The development of Jamaica’s first ‘living museum’, the WARE Living Museum of Built Heritage and Traditional Crafts, located in southern Elizabeth is well advanced.
This open-air/living museum concept is on track to be a unique Caribbean, heritage-focused, community-based, experiential tourism innovation. To-date the Museum’s first restored historic building, the Vassel House, is 70 per cent complete and a GoFundMe crowdfunding campaign has been launched to complete the project.
Advocates of the innovative living museum concept, The Wattle & Red Earth (WARE) Collective, said the non-profit organisation was set up by a group of heritage and art enthusiasts. The group’s members, based in Jamaica and in the diaspora, aim to educate and preserve traditional arts, crafts and building techniques in southern St Elizabeth and eventually other parts of Jamaica.
“These ways of living and the building techniques are being lost and undervalued, so we need to teach the next generation how to preserve them,” said Carol Campbell, Artist and Board Director of the WARE Collective.
In January 2021, WARE deconstructed a Spanish wall dwelling set for demolition, and relocated the building to the Living Museum site in Malvern Chase. Spanish wall structures were built by enslaved Africans and their descendants using earth, stone, white lime and lumber.
Over the past two years, WARE has recruited a motivated group of five apprentices from the local community to work under the direction of Guy ‘Maas Guy’ Parchment, 81-year-old master builder, to restore the first structure in the living museum series.
Maas Guy has been training Marsha, Bally, O’Neil, Vincent and Blade to reconstruct the Vassel House from the ground up to the ridge.
“As part of the training, the local apprentices have learned valuable techniques and have been applying them to wood selection, as well as the building and firing of a traditional lime kiln. They also now understand how to select red earth for mortar, lay limestone, thatch and to carry out basic lime rendering,” said Ann Hodges, Architect and WARE Collective Board Director.
According to her, funds were depleted at the end of March this year, and brought the project to a standstill.

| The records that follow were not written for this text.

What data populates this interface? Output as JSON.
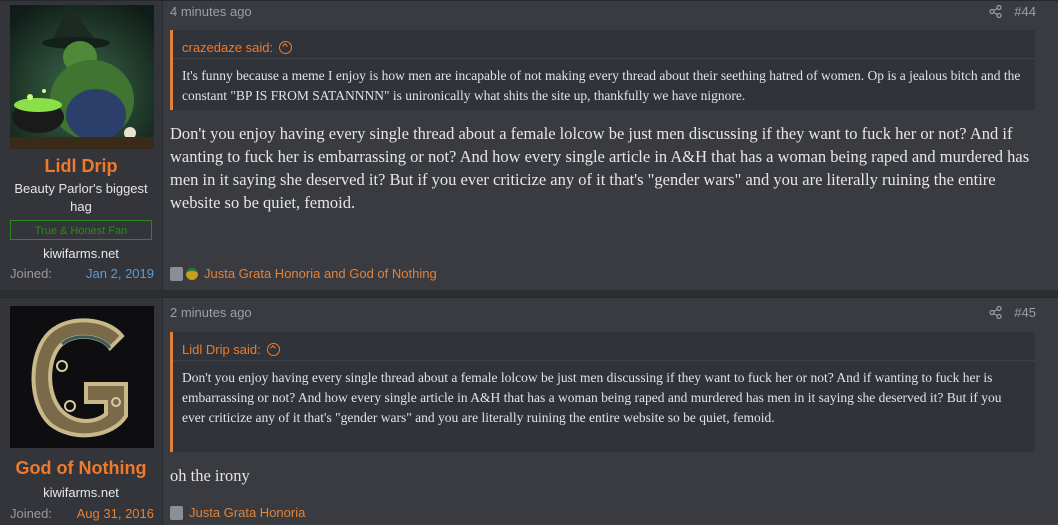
{
  "posts": [
    {
      "id_label": "#44",
      "time": "4 minutes ago",
      "user": {
        "name": "Lidl Drip",
        "title": "Beauty Parlor's biggest hag",
        "banner": "True & Honest Fan",
        "site": "kiwifarms.net",
        "joined_label": "Joined:",
        "joined_date": "Jan 2, 2019"
      },
      "quote": {
        "author": "crazedaze said:",
        "text": "It's funny because a meme I enjoy is how men are incapable of not making every thread about their seething hatred of women. Op is a jealous bitch and the constant \"BP IS FROM SATANNNN\" is unironically what shits the site up, thankfully we have nignore."
      },
      "message": "Don't you enjoy having every single thread about a female lolcow be just men discussing if they want to fuck her or not? And if wanting to fuck her is embarrassing or not? And how every single article in A&H that has a woman being raped and murdered has men in it saying she deserved it? But if you ever criticize any of it that's \"gender wars\" and you are literally ruining the entire website so be quiet, femoid.",
      "reactions": "Justa Grata Honoria and God of Nothing"
    },
    {
      "id_label": "#45",
      "time": "2 minutes ago",
      "user": {
        "name": "God of Nothing",
        "site": "kiwifarms.net",
        "joined_label": "Joined:",
        "joined_date": "Aug 31, 2016"
      },
      "quote": {
        "author": "Lidl Drip said:",
        "text": "Don't you enjoy having every single thread about a female lolcow be just men discussing if they want to fuck her or not? And if wanting to fuck her is embarrassing or not? And how every single article in A&H that has a woman being raped and murdered has men in it saying she deserved it? But if you ever criticize any of it that's \"gender wars\" and you are literally ruining the entire website so be quiet, femoid."
      },
      "message": "oh the irony",
      "reactions": "Justa Grata Honoria"
    }
  ],
  "colors": {
    "accent": "#f07a2a",
    "background": "#393b40",
    "banner_green": "#2c8a1c",
    "joined_blue": "#5b9bd5"
  },
  "icons": {
    "share": "share-icon",
    "quote_jump": "arrow-up-circle-icon",
    "reaction_1": "rating-icon",
    "reaction_2": "medal-icon"
  }
}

The WARE Collective now seeks to raise US$6,500 to purchase materials, pay and train the apprentices for up to five more weeks for project completion.
“So far we have raised US $2,540 but we are optimistic that we will receive even more favourable responses in the coming weeks, as Jamaica stands to again lead a regional movement towards preserving our heritage and offering visitors and locals an alternative visitor attraction,” Hodges said.

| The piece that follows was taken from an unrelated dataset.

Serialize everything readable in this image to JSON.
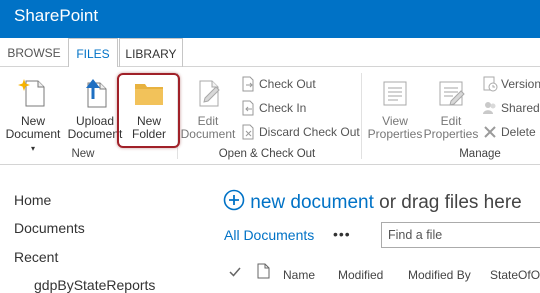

She said the GoFundMe proceeds will go towards: completing the thatching on the Vassel House; building a fourth lime kiln; completing the Spanish wall infill; rendering the walls inside and outside with lime plaster; whitewashing the interior and exterior walls; installing joists and flooring; repairing and restoring the existing doors and windows; repairing internal walls; installing light and power and preparing the exterior for water run off and wheel-chair access.
Campbell and Hodges invite Jamaica-based donors to make direct deposits to:
Bank: JMMB Bank (Haughton Terrace, Kingston)
Account Holder: The Ware Collective Limited
JMD Smart Business –
SME Chequing Account 006000177833